By Maggie Cassidy
The Molokai Dispatch
More than half of Kalaupapa’s 100 residents turned out in support of their tiny post office last week, when United States Postal Service (USPS) representatives visited the settlement to discuss its potential closure.
The post office is one of four in the state and nearly 4,000 nationwide targeted for review as the USPS faces an unprecedented financial crisis. USPS is currently gathering community feedback and financial information for all post offices under consideration.
Jodi Nascimneto, manager of post office operations in USPS’s Honolulu district, said her office is considering three options for Kalaupapa: continue running the post office, hire an outside contractor to take it over, or close it altogether.
With no banks or cell phone service in the settlement, many attendees said closing the Kalaupapa Post Office would further isolate residents – likening it to the forced isolation of Kalaupapa’s Hansen’s disease patient-residents until the late 1960s. Unreliable dial-up is the only form of Internet available – and many residents do not even have that, said Department of Health Administrator Mark Miller.
To close the post office would be to “have denied … inalienable rights to these people who are just as American as anybody else,” Miller said.
Patient-resident Gloria Marks said theirs is a “very unique post office … in a very unique setting.”
“I think you folks should consider that,” she said. “It’s very important to us.”
“Humbly I would just beg you not to close the post office because all of us need it down here,” added another resident.
State Reps. John Mizuno and Faye Hanohano, who together visited Kalaupapa Sept. 13, have also expressed support for the post office, signing a joint letter to the USPS Honolulu office asking to keep the Kalaupapa Post Office open.
Several attendees of last week’s meeting were baffled by a computer-generated message sent to all post office boxes within the settlement, suggesting that if the Kalaupapa Post Office closed, settlement residents could get their mail at one of four post offices topside Molokai.

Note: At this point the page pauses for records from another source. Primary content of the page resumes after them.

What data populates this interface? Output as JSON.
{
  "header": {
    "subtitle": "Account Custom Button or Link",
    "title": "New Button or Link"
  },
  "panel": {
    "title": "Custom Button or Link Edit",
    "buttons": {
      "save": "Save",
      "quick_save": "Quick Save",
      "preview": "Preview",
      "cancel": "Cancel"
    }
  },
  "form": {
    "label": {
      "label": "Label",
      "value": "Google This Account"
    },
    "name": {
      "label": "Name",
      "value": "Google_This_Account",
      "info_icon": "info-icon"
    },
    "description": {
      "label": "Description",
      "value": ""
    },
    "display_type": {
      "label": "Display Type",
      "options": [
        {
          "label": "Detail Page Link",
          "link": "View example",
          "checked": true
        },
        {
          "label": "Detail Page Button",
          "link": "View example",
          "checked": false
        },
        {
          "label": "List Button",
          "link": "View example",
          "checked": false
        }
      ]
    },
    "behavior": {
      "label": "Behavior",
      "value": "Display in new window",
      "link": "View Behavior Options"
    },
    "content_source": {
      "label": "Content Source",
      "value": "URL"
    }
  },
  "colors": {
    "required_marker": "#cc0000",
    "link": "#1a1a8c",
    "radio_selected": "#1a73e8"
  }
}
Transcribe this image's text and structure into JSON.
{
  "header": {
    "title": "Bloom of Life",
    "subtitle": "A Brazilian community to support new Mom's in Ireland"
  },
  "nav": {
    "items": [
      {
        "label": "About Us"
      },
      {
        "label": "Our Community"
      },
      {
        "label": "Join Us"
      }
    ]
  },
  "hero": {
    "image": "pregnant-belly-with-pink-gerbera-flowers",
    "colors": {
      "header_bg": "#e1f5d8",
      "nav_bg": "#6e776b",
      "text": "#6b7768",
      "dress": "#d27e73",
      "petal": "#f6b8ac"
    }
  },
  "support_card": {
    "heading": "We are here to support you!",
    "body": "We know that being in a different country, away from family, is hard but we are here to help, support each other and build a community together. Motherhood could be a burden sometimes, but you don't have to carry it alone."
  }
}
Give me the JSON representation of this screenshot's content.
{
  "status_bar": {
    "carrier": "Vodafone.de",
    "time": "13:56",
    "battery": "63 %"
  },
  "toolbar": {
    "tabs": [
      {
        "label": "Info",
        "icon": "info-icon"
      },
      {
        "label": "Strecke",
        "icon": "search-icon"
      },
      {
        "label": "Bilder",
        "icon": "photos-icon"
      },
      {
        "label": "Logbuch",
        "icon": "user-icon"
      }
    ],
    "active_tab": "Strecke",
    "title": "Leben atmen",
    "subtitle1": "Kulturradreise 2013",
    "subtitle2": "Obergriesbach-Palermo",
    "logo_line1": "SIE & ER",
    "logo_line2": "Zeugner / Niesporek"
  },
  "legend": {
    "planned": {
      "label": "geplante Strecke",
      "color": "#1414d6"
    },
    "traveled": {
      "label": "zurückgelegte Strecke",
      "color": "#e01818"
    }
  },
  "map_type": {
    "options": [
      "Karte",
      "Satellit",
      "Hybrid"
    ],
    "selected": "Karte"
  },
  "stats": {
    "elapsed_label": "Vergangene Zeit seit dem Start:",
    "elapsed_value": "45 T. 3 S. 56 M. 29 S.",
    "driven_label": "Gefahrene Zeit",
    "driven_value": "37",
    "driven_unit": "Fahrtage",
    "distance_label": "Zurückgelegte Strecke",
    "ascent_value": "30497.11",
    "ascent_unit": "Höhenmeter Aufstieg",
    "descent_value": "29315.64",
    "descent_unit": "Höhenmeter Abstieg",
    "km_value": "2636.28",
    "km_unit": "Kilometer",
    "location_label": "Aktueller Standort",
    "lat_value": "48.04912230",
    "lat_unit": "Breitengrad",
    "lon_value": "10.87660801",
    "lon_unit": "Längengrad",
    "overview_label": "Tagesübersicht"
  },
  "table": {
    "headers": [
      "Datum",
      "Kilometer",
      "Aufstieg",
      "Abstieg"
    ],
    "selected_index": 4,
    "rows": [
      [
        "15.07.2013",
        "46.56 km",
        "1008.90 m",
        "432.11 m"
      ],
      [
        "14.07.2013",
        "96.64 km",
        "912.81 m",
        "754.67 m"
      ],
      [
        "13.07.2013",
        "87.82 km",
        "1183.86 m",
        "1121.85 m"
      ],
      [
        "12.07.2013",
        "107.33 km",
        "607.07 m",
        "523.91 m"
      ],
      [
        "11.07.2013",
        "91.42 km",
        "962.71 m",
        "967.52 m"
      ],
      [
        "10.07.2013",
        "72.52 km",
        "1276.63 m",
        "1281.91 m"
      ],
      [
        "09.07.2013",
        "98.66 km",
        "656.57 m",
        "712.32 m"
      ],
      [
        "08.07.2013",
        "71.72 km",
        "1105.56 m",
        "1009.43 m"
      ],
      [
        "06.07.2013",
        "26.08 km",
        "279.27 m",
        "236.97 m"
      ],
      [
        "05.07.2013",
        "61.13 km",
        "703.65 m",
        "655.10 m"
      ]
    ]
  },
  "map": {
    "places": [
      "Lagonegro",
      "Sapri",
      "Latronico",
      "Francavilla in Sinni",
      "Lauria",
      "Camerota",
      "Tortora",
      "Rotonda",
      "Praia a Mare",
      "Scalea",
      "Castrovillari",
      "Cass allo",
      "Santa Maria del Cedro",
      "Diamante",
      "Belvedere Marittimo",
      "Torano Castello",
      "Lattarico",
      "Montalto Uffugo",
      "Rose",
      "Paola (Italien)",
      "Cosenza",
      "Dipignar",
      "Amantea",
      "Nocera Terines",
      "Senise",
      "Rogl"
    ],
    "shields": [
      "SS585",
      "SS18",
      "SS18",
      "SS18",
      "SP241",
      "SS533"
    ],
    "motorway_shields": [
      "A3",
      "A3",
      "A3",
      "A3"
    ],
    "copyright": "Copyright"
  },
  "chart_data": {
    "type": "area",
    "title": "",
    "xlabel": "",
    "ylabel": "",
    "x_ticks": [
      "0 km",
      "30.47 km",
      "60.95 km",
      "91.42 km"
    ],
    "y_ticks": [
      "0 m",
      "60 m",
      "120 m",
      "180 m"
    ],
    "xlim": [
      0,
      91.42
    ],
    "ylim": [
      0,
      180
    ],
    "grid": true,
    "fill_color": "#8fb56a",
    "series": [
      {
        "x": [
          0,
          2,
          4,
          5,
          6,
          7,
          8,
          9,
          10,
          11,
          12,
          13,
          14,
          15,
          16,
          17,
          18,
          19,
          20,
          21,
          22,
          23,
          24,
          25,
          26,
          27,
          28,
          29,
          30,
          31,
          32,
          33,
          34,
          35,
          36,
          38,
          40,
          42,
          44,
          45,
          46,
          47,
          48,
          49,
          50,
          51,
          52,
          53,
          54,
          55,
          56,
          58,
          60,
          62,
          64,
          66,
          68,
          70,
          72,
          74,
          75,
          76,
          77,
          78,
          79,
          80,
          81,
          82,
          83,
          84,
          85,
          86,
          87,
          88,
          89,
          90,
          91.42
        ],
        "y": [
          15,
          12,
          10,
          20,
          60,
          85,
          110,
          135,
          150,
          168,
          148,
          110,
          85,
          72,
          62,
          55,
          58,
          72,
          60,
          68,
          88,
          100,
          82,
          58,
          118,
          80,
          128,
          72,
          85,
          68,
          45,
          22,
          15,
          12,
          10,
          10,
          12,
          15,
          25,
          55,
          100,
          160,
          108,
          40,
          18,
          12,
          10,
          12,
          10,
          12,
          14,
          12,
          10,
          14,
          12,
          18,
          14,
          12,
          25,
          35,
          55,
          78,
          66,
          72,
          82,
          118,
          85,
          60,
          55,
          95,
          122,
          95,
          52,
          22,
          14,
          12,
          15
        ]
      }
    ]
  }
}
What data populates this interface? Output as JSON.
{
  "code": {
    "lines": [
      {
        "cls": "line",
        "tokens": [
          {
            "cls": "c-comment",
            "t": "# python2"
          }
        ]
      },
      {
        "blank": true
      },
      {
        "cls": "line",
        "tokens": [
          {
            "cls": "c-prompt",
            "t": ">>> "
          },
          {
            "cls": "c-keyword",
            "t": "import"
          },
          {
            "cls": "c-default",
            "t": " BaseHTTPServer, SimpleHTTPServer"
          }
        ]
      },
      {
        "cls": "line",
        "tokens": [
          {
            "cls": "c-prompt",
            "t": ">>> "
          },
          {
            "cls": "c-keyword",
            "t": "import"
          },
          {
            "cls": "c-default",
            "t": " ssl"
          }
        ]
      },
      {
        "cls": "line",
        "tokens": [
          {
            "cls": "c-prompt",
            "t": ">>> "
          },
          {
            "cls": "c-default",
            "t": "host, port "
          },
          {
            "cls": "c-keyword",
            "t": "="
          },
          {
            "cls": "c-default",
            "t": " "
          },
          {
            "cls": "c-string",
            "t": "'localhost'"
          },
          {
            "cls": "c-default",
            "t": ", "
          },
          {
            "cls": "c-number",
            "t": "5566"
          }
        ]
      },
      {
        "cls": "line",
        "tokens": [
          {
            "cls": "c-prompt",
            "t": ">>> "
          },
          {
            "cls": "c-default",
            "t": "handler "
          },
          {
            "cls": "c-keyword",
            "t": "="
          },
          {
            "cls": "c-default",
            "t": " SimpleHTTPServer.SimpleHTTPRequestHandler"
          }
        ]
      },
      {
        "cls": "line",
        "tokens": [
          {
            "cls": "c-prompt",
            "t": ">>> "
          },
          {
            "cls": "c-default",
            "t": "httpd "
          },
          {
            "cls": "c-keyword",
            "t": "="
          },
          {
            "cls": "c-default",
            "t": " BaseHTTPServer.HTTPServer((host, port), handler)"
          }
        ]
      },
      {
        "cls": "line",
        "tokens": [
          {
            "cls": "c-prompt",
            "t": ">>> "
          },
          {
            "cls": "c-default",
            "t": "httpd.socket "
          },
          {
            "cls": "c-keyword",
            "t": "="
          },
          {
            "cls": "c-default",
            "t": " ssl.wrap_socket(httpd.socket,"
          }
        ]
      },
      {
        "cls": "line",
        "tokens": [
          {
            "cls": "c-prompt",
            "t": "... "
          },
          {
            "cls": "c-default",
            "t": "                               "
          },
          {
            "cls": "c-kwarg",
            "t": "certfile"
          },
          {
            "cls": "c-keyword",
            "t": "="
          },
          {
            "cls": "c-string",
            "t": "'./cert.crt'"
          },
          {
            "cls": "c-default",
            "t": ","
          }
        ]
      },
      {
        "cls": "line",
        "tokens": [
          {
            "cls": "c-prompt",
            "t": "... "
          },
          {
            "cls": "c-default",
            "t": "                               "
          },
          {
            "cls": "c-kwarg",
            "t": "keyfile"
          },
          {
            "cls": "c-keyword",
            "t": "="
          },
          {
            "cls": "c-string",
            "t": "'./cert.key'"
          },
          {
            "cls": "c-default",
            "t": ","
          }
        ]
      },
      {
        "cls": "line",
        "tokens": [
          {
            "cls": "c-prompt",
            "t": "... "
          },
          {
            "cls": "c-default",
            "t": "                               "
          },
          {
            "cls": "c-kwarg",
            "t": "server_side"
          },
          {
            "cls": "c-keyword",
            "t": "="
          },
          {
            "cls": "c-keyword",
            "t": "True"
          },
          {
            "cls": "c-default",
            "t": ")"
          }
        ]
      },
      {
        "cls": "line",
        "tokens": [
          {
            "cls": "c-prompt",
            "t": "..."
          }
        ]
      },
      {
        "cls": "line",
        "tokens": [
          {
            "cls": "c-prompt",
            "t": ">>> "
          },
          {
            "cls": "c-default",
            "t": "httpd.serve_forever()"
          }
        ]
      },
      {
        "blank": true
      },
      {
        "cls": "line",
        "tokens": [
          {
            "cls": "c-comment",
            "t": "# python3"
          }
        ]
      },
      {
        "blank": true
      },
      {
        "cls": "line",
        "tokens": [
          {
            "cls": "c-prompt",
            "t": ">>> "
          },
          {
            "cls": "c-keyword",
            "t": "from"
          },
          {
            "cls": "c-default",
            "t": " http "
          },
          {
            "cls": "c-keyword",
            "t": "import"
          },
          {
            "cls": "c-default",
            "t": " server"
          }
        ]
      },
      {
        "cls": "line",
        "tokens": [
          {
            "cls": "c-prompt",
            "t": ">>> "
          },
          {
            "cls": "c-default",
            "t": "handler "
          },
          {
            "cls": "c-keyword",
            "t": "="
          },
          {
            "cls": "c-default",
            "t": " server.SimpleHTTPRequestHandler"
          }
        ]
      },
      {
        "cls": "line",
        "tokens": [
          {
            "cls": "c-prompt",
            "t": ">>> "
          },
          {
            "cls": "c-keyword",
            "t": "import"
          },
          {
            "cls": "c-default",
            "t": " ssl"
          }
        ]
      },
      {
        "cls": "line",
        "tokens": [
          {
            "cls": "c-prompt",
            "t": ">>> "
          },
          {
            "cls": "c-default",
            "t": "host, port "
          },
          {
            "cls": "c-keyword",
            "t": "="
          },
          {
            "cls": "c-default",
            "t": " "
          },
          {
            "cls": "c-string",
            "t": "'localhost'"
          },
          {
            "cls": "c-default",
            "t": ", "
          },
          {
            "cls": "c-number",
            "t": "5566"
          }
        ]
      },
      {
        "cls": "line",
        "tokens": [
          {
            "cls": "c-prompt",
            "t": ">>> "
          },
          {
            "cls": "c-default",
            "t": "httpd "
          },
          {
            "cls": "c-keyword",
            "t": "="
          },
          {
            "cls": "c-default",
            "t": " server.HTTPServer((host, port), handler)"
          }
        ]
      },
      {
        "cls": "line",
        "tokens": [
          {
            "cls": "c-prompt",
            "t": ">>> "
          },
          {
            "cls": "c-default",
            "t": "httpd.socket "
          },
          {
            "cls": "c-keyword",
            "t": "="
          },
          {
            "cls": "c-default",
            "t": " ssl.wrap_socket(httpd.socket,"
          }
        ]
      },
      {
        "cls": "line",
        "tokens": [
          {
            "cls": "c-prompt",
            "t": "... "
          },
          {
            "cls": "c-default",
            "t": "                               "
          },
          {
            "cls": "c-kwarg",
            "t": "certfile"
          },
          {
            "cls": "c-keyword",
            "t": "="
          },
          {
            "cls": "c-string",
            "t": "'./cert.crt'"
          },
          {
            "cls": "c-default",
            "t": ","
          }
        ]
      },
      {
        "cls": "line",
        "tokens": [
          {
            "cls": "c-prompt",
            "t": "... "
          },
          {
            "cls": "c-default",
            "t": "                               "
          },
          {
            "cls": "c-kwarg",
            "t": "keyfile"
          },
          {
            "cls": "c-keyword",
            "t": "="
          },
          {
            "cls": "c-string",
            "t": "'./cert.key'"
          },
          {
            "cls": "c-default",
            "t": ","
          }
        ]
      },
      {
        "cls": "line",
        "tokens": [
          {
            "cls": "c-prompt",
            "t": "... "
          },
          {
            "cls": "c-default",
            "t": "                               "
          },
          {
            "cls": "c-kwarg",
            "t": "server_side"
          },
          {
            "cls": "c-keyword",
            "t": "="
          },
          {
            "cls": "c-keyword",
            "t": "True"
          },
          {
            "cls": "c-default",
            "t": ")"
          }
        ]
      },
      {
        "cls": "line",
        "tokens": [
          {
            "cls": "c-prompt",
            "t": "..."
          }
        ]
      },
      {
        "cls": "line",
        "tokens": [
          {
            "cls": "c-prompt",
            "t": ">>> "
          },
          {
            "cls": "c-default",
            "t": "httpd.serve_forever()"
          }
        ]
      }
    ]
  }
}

That would allow them two unpleasant options: They could hike nearly four miles up the grueling Kalaupapa Trail – more than 20 switchbacks winding up a steep elevation of nearly 2000 feet – before traveling several more miles to the post office in Kualapu`u or Kaunakakai; or spend $500 on a roundtrip plane ticket between the settlement and topside Molokai, plus $60 on a rental car, Miller estimated.
Nascimento apologized for the letter, which she said her district office could not edit after it was automatically generated. After the meeting, she said the visit – which also included two other USPS representatives – answered questions which she “[didn’t] think a survey would have answered.”
“There was added value for us to be here,” she said, adding she was “touched” by the strong turnout.
The public now has until the end of the month to mail comments to USPS. Letters, which must be postmarked by Sept. 30, may be mailed to CSDC Manager, US Postal Service, 3600 Aolele St., Honolulu, HI 96820.
Once a local review team develops a proposal for action, it must be posted for 60 days for additional comments before being sent to Nascimento for approval, who may send it to the USPS Vice President of Delivery and Post Office Operations for the final decision. That determination will be posted for 30 days, at which time customers may appeal the decision to the Postal Regulatory Commission.